Records excerpted from a collection:
------------------------

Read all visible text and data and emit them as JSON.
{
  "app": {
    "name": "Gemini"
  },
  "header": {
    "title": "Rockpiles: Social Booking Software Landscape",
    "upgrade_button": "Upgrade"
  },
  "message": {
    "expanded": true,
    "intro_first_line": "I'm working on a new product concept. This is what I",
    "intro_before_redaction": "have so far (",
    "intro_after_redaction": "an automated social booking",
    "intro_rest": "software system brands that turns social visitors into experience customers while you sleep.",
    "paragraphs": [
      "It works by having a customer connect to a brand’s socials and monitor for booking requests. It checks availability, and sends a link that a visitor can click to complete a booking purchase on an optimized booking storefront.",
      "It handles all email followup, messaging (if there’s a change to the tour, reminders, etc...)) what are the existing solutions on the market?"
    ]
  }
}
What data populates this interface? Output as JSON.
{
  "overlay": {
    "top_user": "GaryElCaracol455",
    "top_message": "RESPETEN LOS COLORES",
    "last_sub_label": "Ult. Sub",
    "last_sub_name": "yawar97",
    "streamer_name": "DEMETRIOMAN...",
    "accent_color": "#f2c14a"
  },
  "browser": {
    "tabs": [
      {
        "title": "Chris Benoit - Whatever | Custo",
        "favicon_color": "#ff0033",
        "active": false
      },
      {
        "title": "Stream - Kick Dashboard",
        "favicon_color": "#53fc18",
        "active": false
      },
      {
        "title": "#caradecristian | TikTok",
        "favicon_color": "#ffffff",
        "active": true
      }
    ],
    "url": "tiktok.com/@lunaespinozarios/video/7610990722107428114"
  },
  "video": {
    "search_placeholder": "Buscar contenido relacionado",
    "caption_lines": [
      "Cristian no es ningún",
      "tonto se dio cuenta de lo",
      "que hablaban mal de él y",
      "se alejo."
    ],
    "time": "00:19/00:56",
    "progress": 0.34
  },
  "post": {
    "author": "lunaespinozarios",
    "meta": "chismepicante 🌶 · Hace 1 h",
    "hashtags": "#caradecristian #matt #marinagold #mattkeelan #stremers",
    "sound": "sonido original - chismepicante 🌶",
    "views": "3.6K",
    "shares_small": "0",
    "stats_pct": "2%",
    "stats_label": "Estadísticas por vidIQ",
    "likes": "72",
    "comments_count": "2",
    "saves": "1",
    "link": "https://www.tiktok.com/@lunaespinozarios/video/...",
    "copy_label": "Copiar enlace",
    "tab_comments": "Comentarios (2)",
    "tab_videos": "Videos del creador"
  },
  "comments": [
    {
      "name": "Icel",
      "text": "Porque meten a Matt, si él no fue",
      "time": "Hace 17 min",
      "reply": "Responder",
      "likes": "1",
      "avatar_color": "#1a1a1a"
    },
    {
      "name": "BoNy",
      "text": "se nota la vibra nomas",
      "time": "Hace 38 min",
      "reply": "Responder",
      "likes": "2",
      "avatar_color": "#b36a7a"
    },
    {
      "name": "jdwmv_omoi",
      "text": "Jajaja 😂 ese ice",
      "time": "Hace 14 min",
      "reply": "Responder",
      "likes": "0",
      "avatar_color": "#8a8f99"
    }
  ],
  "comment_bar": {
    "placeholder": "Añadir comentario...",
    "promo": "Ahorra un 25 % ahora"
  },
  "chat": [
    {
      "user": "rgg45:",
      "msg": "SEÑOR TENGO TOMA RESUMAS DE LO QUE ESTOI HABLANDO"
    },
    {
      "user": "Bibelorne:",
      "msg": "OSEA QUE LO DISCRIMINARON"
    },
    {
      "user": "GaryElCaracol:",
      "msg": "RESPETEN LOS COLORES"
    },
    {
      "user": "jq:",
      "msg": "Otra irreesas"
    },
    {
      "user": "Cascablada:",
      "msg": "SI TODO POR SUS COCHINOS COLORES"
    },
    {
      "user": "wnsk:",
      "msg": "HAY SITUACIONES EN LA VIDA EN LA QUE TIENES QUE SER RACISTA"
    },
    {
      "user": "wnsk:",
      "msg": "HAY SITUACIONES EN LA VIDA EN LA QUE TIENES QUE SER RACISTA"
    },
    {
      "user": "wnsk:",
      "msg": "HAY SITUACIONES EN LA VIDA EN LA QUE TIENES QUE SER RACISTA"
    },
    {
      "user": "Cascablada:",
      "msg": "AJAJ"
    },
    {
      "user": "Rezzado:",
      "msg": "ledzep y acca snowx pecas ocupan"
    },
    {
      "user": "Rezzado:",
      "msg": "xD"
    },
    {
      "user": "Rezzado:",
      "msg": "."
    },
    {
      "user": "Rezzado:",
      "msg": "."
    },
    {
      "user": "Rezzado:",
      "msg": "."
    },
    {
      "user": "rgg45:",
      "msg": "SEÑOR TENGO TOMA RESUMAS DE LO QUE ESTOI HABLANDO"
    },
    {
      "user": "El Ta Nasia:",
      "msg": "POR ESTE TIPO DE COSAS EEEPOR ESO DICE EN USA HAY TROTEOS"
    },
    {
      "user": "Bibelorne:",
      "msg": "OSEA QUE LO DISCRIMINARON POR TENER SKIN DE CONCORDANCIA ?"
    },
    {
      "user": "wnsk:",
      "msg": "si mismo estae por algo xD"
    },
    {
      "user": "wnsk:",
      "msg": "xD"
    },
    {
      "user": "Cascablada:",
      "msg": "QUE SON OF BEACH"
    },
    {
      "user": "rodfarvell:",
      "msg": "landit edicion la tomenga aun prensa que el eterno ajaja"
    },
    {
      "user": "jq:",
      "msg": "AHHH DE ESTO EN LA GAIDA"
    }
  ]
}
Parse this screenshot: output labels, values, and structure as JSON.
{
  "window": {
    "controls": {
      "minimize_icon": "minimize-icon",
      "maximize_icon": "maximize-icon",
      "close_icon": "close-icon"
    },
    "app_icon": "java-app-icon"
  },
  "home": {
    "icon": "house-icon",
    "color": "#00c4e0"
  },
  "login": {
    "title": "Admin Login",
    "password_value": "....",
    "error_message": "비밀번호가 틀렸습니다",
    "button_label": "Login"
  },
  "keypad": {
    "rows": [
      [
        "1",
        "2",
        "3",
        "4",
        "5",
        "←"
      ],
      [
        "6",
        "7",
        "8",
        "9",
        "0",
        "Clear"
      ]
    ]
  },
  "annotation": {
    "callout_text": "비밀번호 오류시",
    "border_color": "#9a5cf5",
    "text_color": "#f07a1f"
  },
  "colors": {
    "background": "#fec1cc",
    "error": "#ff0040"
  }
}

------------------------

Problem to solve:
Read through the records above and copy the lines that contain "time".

Completed exercise:
    "time": "00:19/00:56",
      "time": "Hace 17 min",
      "time": "Hace 38 min",
      "time": "Hace 14 min",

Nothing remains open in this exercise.